While the normal distribution might be a useful

assumed distribution for errors in regression, there

is no reason to think that it is necessarily useful for

summarizing all phenomena out there in the world.

As you have described your data, they are counts.

In other words, values are 1, 2, 3 etc., and not

real values in some interval.

Are you looking at consumption in some fixed unit of time -

say week, month, year? Given some assumptions, there

are distributions such as the poisson that might

be appropriate. It also could be the case that

what you are studying represents a mixture of types,

say usage types (low, medium, high), though that may or

may not be the case here.

Pete Fader(Wharton) and Bruce Hardie(London Business School)

have a nice course on probability models in marketing that is

regularly given at AMA events.

-----Original Message-----

From: SPSSX(r) Discussion [mailto:

[hidden email]] On Behalf Of

Stevan Nielsen

Sent: Thursday, July 13, 2006 10:12 AM

To:

[hidden email]
Subject: A Distinctly Non-Normal Distribution

Dear Colleagues,

I have stumbled upon an interesting phenomenon: I have discovered that

consumption of a valuable resource conforms to a very regular, reverse

J-shaped distribution. The modal case in our large sample (N = 16,000)

consumes one unit, the next most common case consumes two units, the

next most common three units, the next most common four units -- and

this is the median case, and so on. The average is at about 9.7 units,

which falls between the 72nd and 73rd percentile in the distribution --

clearly NOT an indicator of central tendency.

I used SPSS Curve Estimation to examine five functional relationships

between units consumed and proportion of consumers in the sample,

testing proportion of consumers in the sample as linear, logarithmic,

inverse, quadratic, or cubic functions of number of units consumed.
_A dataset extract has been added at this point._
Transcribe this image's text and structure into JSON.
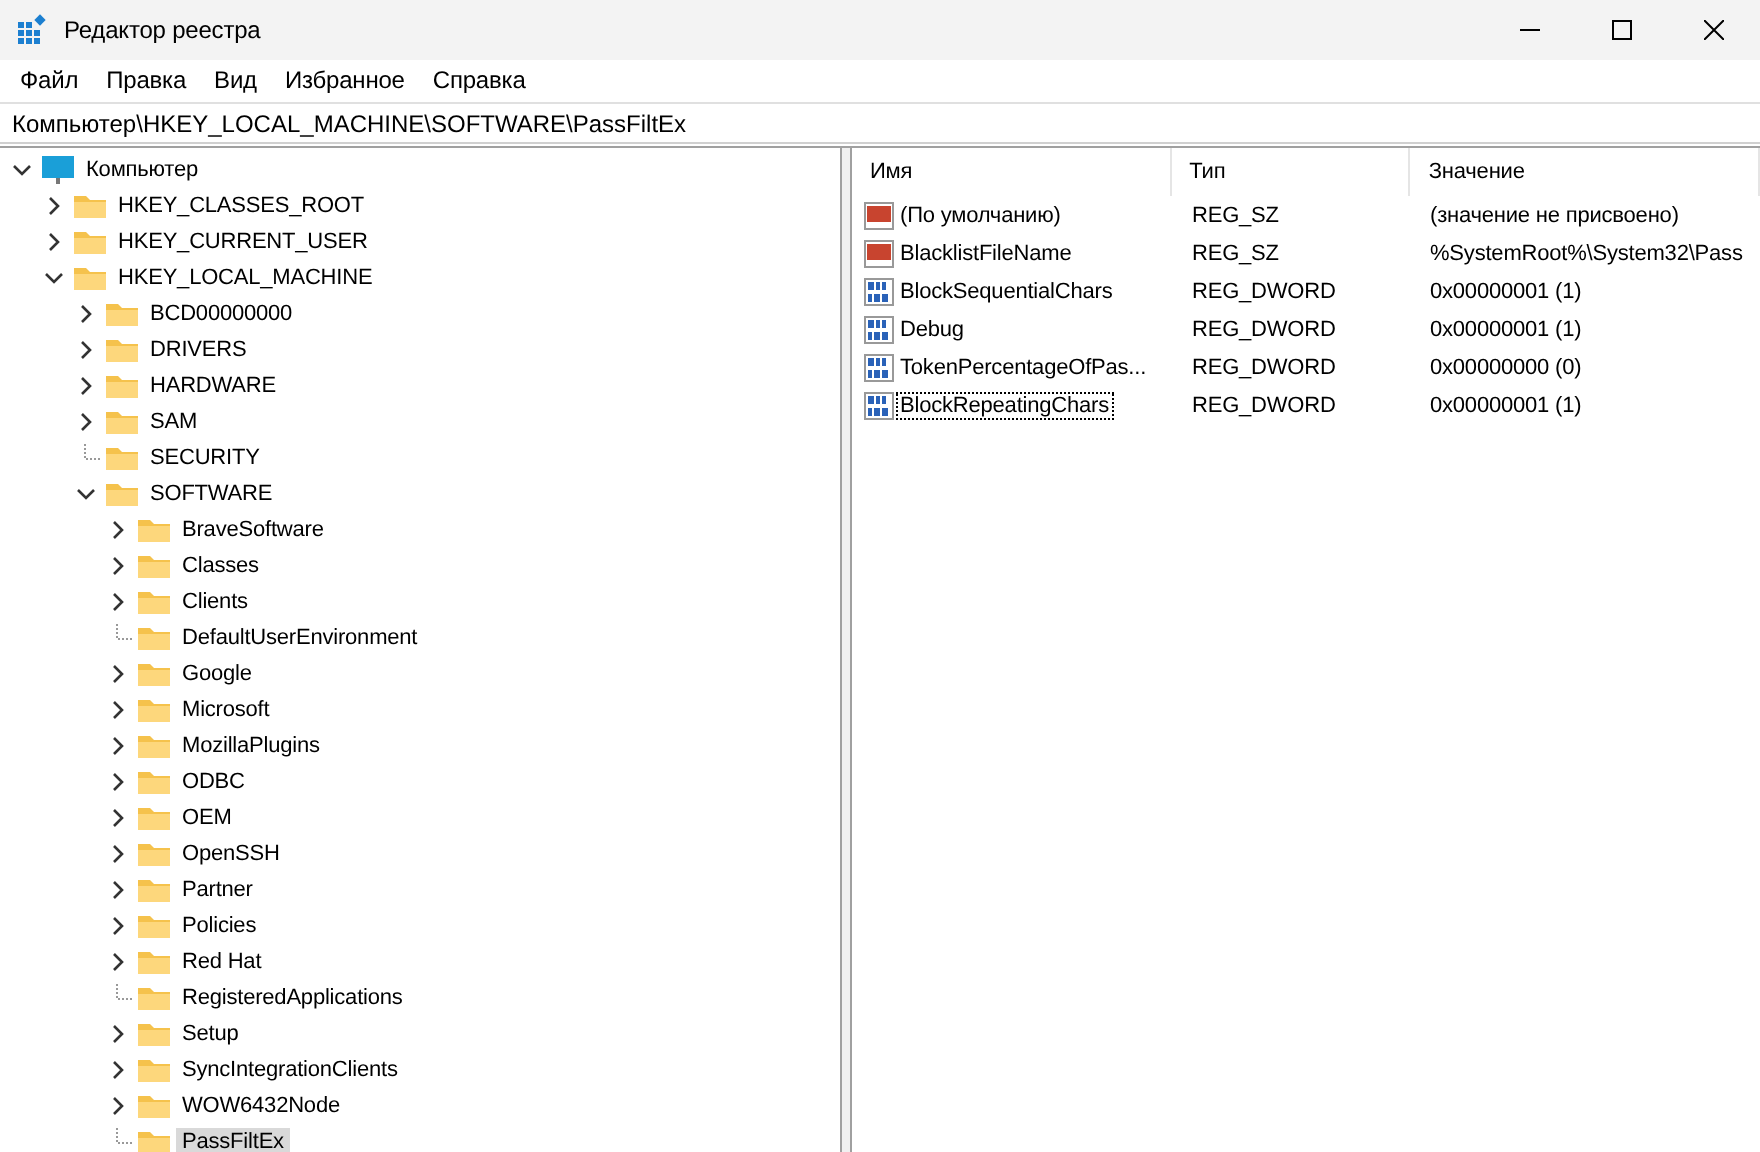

I

found that the reciprocal model, estimating proportion of cases as the

inverse of units consumed, was clearly the best solution, yielding a
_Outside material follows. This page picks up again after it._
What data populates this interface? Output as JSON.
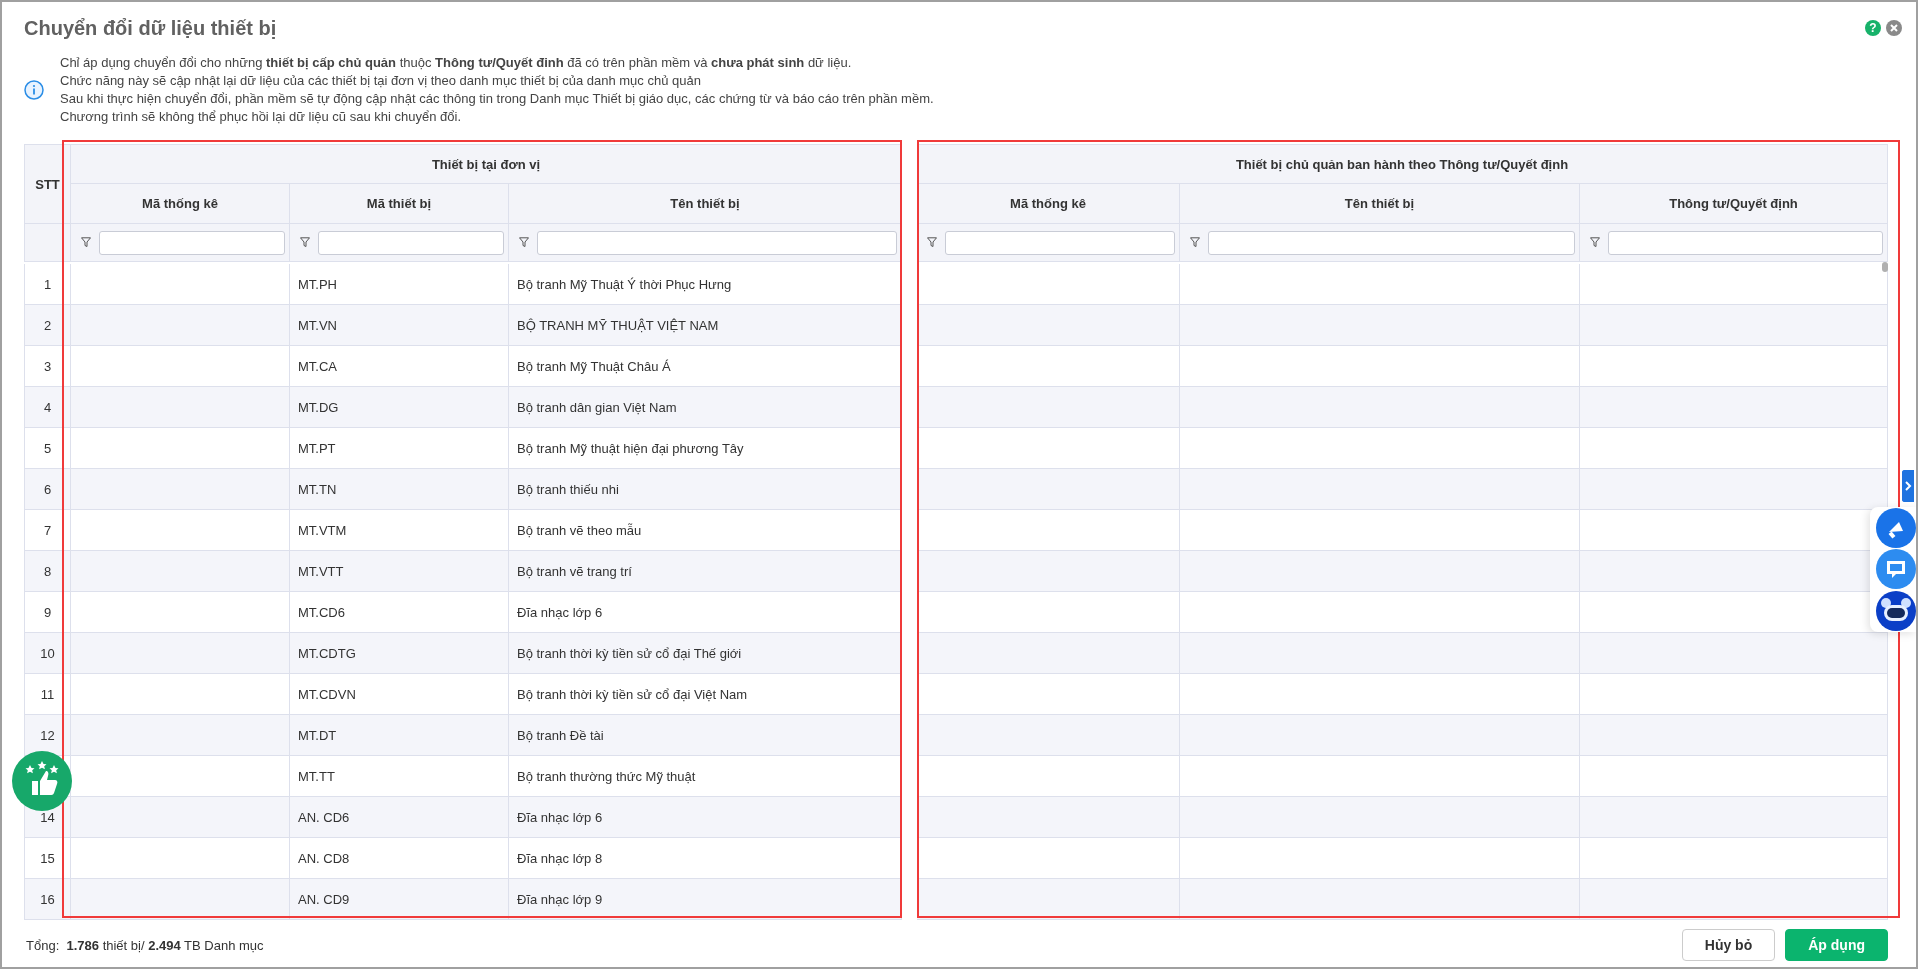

remarkable, and very reliable R2 = .966. All five models were reliable,

but the next best was the logarithmic solution, with R2 = .539; worst

was the linear model, with R2 = .102.

These seems like a remarkably regular, quite predictable relationship.

I've spent my career so enamored with normal distributions that I'm not

sure what to make of this distribution. I have several questions for

your consideration:

Do any of you have experience with such functions? (I believe it would

be correct to call this a decay functions.)

Where are such functions most likely to occur in nature, commerce,

epidemiology, genetics, healthcare, and so on?

What complications arise when attempting to form statistical inferences

where such population distributions are present? (We have other

measurements for subjects in this distributions, measurements which are

quite nicely normal in their distributions.)

Your curious colleague,

lars nielsen

Stevan Lars Nielsen, Ph.D.

Brigham Young University

801-422-3035; fax 801-422-0175